Radishes are closely related to cabbages, so they need much the same type of thing.
The best thing about radishes though is that they’re quick, being ready 6-8 weeks after planting and because of that you can plant them among slower growing veggies like carrots.
TIP: Radishes will take light frost. And radish seeds can be sown directly into the garden when soil temps are above 40 C. but germinate best between 120-230 C.
To sow seed, make a shallow furrow
(about 6mm deep,) lay down some chicken poo pellets or something similar, cover
with a little soil and sprinkle in some radish seed.
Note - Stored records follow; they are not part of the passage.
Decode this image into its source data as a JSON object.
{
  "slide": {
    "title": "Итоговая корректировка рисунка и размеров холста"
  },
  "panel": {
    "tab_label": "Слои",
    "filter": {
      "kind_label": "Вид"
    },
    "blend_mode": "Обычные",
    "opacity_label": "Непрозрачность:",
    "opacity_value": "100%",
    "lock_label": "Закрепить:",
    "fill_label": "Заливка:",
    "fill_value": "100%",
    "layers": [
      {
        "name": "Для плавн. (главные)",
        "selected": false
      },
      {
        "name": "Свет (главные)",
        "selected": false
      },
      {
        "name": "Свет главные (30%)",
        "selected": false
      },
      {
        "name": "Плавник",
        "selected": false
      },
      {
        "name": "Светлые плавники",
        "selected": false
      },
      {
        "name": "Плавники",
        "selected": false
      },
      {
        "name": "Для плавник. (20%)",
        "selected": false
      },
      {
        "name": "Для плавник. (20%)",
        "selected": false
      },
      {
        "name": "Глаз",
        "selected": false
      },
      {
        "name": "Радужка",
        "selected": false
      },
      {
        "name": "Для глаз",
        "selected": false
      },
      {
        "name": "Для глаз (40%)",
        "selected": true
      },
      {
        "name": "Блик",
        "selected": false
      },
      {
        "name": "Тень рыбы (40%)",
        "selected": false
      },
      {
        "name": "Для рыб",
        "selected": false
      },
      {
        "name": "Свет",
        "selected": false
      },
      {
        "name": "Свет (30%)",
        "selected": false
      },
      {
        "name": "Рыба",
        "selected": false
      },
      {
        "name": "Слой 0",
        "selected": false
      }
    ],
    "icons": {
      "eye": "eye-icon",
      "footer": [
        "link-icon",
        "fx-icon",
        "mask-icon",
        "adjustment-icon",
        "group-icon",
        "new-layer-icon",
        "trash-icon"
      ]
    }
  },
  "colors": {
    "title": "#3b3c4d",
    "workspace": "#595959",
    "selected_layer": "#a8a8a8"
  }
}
They also love a dose of
You could also fill the furrow with compost or seed raising mix and water it in.
Important TIP: Seedlings will appear in a couple of days but makes sure you thin them out to 5cm apart otherwise your radish won’t grow into a big enough sized root for the dinner table and you’ll end up with mostly leaf.
Feed with a liquid fertiliser such as worm tea every week at the seedling stage.
Tip: As radish is one of the fastest growing vegetables, too much fertiliser causes the leaves to outgrow the root.
Long leaves have no shelf life, just look in your local supermarket
Make sure radishes have enough water and don't let them become too enormous.
If they are water deprived or get too big, they can become bitter.
How to Cook with Watermelon Radish?
Radish flavour is best when they’re eaten raw.
Think radish and lentil salad or in pasta salad.
Tip: soak your radishes in iced water for a couple of hours for extra crispness.
You can also pickle those radishes or cook them by roasting or steaming and them mashing.
You’ll lose that pink colour of watermelon radish though.
Why are they good for you?
Radishes are a very good source of fibre, vitamin C, folic acid and potassium, and a good source of riboflavin, vitamin B6, calcium, magnesium, copper and manganese.
Radishes are also mildly anti-inflammatory, which is another good thing. A diet containing anti-inflammatory foods can help to control inflammation in the body, which is an underlying factor of so many allergies and illnesses.
THAT WAS YOUR VEGETABLE HERO FOR TODAY
DESIGN ELEMENTSGARDEN DESIGN STYLES-TROPICAL
This series is about garden styles which RWG has visited over the years with different designers.
Saying the words tropical garden style probably conjures up swaying palms, white sandy beaches, azure coloured ocean with a backdrop of tropical jungle?
Certainly there’s a water element, and a palm or two somewhere, but what else is there and can you go tropical in cool temperate districts?
|Tropical Style Garden|
|Tropical Styles in Garden Design|
Not all palms have to be tall.
You could perhaps choose the Walking Stick palm which grows to only 2-3 metres.
Whatever palm you choose, please don’t plant that weedy Cocos Palm whose leaves look like they been shredded by an eggbeater.
PLANT OF THE WEEK
Hellobores, Helleborus x hybridus,They’re a dependable addition to your garden with flowers that last for many months from late winter to early Spring.
They love the shade , they’re not weedy and they’re quietly beautiful.
You wouldn’t think these plants would be on a plant collector’s list but they are.
So what’s so good about them?
So let’s find out. I'm talking with the plant panel were Karen Smith, editor of Hort Journal www.hortjournal.com.au and Jeremy Critchley, The Green Gallery wholesale nursery owner. www.thegreengallery.com.au
The flowers have five petal-like sepals surrounding a ring of small, cup-like nectaries which are actually "petals" modified to hold nectar.
The sepals remain on the plant, sometimes for many months.
Flowers colours range from apricot, yellows and greens through to soft and deep shades of pink, maroon and even deep, dark plums or slate greys and, of course, cream to crisp whites.
There's also spotted or picoteed (narrow band of colour on edge of petals) whilst others may feature double petals for a ruffled, romantic appearance.
Some say the secret to grow Hellebores is addling garden lime or dolomite.
Others say grow them under deciduous trees.
Lenten Rose is really only Helleborus orientalis, while those with a range of colours are hybrid Hellebores.
Wherever you grow them, grow lots of them, because that’s how they look best.